• **Problem description**:
Search the listing for the word "battery" and return each line that contains it.
▶
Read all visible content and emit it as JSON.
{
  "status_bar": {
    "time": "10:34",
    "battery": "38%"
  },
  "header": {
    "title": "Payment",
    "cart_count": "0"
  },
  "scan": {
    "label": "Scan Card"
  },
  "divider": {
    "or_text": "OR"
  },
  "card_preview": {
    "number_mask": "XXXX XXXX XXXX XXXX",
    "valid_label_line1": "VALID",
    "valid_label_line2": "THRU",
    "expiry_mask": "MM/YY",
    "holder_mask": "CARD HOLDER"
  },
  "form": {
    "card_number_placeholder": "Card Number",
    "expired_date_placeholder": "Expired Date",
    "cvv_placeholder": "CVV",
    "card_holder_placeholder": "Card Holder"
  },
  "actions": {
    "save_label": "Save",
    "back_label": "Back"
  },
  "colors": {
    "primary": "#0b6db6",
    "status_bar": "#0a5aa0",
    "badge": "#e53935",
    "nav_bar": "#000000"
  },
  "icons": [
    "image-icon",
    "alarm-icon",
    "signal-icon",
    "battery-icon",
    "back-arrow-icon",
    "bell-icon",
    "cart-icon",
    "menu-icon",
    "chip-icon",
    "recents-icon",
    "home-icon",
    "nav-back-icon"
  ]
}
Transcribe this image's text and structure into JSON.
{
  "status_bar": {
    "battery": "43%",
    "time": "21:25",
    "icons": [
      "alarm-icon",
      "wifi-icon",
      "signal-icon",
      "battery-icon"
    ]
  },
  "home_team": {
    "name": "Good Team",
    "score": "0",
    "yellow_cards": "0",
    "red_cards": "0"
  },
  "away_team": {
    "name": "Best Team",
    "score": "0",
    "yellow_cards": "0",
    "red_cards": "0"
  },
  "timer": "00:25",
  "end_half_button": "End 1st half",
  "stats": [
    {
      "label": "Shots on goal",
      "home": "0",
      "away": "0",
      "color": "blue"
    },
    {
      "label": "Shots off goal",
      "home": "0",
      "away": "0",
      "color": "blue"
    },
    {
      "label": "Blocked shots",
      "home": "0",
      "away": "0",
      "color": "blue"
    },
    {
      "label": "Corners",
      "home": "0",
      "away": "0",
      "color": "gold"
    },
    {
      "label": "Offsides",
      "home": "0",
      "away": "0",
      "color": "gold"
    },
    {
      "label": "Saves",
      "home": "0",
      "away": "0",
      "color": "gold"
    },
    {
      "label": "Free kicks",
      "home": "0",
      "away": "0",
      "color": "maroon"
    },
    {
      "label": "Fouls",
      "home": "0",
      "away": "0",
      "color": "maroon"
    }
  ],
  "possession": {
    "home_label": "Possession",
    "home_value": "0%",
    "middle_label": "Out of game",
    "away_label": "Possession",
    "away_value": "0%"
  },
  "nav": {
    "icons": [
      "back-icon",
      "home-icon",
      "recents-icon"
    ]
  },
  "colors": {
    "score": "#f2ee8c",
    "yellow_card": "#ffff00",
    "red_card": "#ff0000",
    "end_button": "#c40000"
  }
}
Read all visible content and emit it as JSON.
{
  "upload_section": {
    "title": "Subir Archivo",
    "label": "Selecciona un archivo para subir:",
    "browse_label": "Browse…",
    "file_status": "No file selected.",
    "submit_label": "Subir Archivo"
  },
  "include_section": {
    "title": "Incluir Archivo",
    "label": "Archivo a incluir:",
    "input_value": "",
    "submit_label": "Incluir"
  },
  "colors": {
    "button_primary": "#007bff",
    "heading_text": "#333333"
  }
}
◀
• **Expected answer**:
    "battery": "38%"
    "battery-icon",
    "battery": "43%",
      "battery-icon"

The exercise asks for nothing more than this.